→ Task to carry out
In how many lines of the entries below does "Show" appear? Give only the number.

[Exercise material]

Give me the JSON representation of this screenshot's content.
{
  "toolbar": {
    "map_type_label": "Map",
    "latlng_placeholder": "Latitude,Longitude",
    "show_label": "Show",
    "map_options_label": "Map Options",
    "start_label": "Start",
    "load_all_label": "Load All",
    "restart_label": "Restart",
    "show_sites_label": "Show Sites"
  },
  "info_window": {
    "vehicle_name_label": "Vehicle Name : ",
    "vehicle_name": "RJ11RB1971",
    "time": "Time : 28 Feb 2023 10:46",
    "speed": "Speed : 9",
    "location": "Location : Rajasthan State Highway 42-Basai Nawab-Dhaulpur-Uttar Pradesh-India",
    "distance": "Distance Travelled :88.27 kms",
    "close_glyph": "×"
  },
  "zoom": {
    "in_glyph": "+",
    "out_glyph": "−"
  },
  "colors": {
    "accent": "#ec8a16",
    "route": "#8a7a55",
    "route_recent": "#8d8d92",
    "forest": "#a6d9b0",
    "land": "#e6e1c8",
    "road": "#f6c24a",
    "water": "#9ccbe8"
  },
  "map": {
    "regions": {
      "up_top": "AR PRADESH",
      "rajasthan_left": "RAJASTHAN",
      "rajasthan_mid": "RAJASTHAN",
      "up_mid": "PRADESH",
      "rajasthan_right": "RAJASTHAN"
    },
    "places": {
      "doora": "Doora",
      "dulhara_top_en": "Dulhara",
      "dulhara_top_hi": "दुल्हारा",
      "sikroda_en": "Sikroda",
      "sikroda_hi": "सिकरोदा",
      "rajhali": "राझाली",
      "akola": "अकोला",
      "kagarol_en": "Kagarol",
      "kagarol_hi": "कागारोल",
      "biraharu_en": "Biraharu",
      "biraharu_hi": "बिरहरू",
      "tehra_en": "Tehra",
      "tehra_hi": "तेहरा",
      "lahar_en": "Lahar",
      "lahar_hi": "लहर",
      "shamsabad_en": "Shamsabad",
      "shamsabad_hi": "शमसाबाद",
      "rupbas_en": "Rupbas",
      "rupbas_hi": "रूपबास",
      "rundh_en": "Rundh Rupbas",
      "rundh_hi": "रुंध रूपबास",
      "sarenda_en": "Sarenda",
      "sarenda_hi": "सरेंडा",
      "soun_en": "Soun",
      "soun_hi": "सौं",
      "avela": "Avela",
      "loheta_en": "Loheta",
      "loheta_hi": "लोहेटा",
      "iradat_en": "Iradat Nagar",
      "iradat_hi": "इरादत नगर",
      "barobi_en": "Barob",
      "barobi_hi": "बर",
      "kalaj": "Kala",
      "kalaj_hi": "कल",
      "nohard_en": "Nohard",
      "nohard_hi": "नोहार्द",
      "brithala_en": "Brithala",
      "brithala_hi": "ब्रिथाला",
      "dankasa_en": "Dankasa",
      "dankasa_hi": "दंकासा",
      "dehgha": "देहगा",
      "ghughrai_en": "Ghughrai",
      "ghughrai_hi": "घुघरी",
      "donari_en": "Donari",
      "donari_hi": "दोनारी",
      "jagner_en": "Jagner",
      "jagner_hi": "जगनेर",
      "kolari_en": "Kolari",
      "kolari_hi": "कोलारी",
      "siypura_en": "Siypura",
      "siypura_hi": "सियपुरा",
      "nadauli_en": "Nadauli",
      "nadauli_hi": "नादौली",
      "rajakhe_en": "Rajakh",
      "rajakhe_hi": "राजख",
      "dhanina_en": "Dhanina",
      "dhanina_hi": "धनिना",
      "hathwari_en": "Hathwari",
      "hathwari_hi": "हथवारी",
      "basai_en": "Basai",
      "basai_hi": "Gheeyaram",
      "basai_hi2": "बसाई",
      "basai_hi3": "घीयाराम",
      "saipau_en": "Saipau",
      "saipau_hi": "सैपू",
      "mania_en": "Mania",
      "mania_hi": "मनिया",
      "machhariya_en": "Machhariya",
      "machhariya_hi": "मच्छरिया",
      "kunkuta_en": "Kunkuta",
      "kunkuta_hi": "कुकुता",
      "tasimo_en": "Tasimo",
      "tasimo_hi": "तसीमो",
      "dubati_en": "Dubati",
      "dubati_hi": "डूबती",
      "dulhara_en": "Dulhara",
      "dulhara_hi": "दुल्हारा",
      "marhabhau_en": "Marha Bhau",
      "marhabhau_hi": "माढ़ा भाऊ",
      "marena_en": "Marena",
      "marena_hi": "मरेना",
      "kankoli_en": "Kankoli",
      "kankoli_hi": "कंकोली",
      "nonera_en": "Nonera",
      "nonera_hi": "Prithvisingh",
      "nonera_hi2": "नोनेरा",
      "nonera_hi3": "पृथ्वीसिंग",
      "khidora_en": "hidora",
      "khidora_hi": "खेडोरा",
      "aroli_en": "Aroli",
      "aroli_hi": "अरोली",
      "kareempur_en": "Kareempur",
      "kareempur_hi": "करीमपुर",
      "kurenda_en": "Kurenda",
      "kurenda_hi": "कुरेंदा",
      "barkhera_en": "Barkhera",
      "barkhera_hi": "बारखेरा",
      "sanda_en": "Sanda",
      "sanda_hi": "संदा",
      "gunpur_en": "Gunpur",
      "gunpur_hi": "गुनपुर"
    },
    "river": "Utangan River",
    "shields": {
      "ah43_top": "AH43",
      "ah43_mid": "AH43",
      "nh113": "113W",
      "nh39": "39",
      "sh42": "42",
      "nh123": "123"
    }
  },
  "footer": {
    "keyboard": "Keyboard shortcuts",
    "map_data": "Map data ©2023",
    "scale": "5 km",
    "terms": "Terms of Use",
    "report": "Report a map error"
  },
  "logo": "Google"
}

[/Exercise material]

→ Solution to this problem
2